Today I mentioned this to Jonathan Stanley, Director of the National Centre for Excellence in Residential Child Care, and we discovered that we had both come to the same conclusion about subtraction (he mentioned division too), but that we had not written about our thinking, nor read anyone else who had been thinking along these lines. And this was what triggered the idea to write about the subject.
Concentrate on the Concrete and the Positive
Well, I say that, but it is also possible that the fact that we always use Russ Conway music for our Christmas party games at Mill Grove, and his music is ringing in my ears, that may have contributed to the urge to write thus!
It seems to me that this insight is worth a good deal of thought. The UK Government is keen to improve the educational attainments of ‘looked after children’, and mathematics is always part of the core package, but has anyone considered the potential pain and even harm that insensitive teaching of maths might cause? (Bear in mind the indirect problem of poor achievement for reasons unknown to anyone, including the teacher and the child.)
Those with memories stretching back to 1948 will remember that there were concerns about the educational attainment of children in care/need then. Those concerns have continued unabated until the present with monotonous regularity, without anyone asking fundamental questions about possible root causes of the problem. So I offer a modest and simple suggestion: concentrate on addition and multiplication using very concrete examples, and leave subtraction until it becomes bearable for the children and young people.
One Person’s Gain is Another’s Loss?
One closing reflection: to subtract is often called to ‘take away’. It is a small conceptual step from this to theft: the taking of that which does not belong to you. Has anyone considered that children who have suffered loss may see this as addition? “What”, you say, “this is going too far!” The thought behind this suggestion is that if the child is thinking only of herself then theft is about addition: that is adding to what already belongs to the child.
And what about the loss suffered by the other party? Well, we are back to subtraction again, and if the child will not go there, then it may be hard for her to be aware, and a routine emotional reflex to deny, that somebody else has lost something in the first place. What has happened in her eyes may be all about addition and nothing to do with subtraction or loss.
This reflection is a musing which I leave with you for your consideration.
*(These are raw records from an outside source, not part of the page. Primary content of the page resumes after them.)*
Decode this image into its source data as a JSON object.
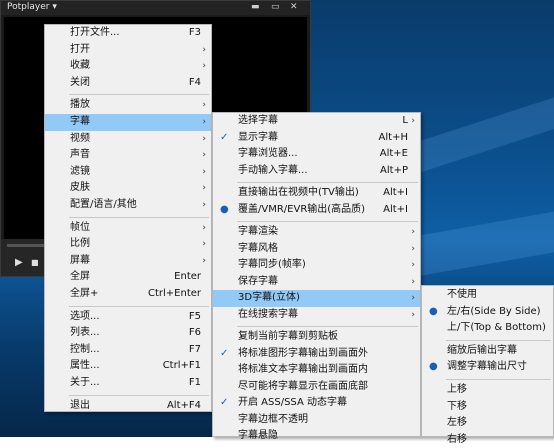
{
  "player": {
    "title": "Potplayer",
    "title_arrow": "▾",
    "window_controls": [
      "▬",
      "▭",
      "✕"
    ],
    "play_icon": "▶",
    "stop_icon": "■"
  },
  "main_menu": [
    {
      "label": "打开文件...",
      "shortcut": "F3"
    },
    {
      "label": "打开",
      "arrow": "›"
    },
    {
      "label": "收藏",
      "arrow": "›"
    },
    {
      "label": "关闭",
      "shortcut": "F4"
    },
    {
      "sep": true
    },
    {
      "label": "播放",
      "arrow": "›"
    },
    {
      "label": "字幕",
      "arrow": "›",
      "highlight": true
    },
    {
      "label": "视频",
      "arrow": "›"
    },
    {
      "label": "声音",
      "arrow": "›"
    },
    {
      "label": "滤镜",
      "arrow": "›"
    },
    {
      "label": "皮肤",
      "arrow": "›"
    },
    {
      "label": "配置/语言/其他",
      "arrow": "›"
    },
    {
      "sep": true
    },
    {
      "label": "帧位",
      "arrow": "›"
    },
    {
      "label": "比例",
      "arrow": "›"
    },
    {
      "label": "屏幕",
      "arrow": "›"
    },
    {
      "label": "全屏",
      "shortcut": "Enter"
    },
    {
      "label": "全屏+",
      "shortcut": "Ctrl+Enter"
    },
    {
      "sep": true
    },
    {
      "label": "选项...",
      "shortcut": "F5"
    },
    {
      "label": "列表...",
      "shortcut": "F6"
    },
    {
      "label": "控制...",
      "shortcut": "F7"
    },
    {
      "label": "属性...",
      "shortcut": "Ctrl+F1"
    },
    {
      "label": "关于...",
      "shortcut": "F1"
    },
    {
      "sep": true
    },
    {
      "label": "退出",
      "shortcut": "Alt+F4"
    }
  ],
  "subtitle_menu": [
    {
      "label": "选择字幕",
      "shortcut": "L",
      "arrow": "›"
    },
    {
      "label": "显示字幕",
      "shortcut": "Alt+H",
      "check": "✓"
    },
    {
      "label": "字幕浏览器...",
      "shortcut": "Alt+E"
    },
    {
      "label": "手动输入字幕...",
      "shortcut": "Alt+P"
    },
    {
      "sep": true
    },
    {
      "label": "直接输出在视频中(TV输出)",
      "shortcut": "Alt+I"
    },
    {
      "label": "覆盖/VMR/EVR输出(高品质)",
      "shortcut": "Alt+I",
      "check": "●"
    },
    {
      "sep": true
    },
    {
      "label": "字幕渲染",
      "arrow": "›"
    },
    {
      "label": "字幕风格",
      "arrow": "›"
    },
    {
      "label": "字幕同步(帧率)",
      "arrow": "›"
    },
    {
      "label": "保存字幕",
      "arrow": "›"
    },
    {
      "label": "3D字幕(立体)",
      "arrow": "›",
      "highlight": true
    },
    {
      "label": "在线搜索字幕",
      "arrow": "›"
    },
    {
      "sep": true
    },
    {
      "label": "复制当前字幕到剪贴板"
    },
    {
      "label": "将标准图形字幕输出到画面外",
      "check": "✓"
    },
    {
      "label": "将标准文本字幕输出到画面内"
    },
    {
      "label": "尽可能将字幕显示在画面底部"
    },
    {
      "label": "开启 ASS/SSA 动态字幕",
      "check": "✓"
    },
    {
      "label": "字幕边框不透明"
    },
    {
      "label": "字幕悬隐"
    }
  ],
  "stereo_menu": [
    {
      "label": "不使用"
    },
    {
      "label": "左/右(Side By Side)",
      "check": "●"
    },
    {
      "label": "上/下(Top & Bottom)"
    },
    {
      "sep": true
    },
    {
      "label": "缩放后输出字幕"
    },
    {
      "label": "调整字幕输出尺寸",
      "check": "●"
    },
    {
      "sep": true
    },
    {
      "label": "上移"
    },
    {
      "label": "下移"
    },
    {
      "label": "左移"
    },
    {
      "label": "右移"
    }
  ]
}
What I am convinced of is that until we understand the associations stirred by the very thought of subtraction we will not be serving traumatised children and young people well. And we also do Russ Conway an injustice.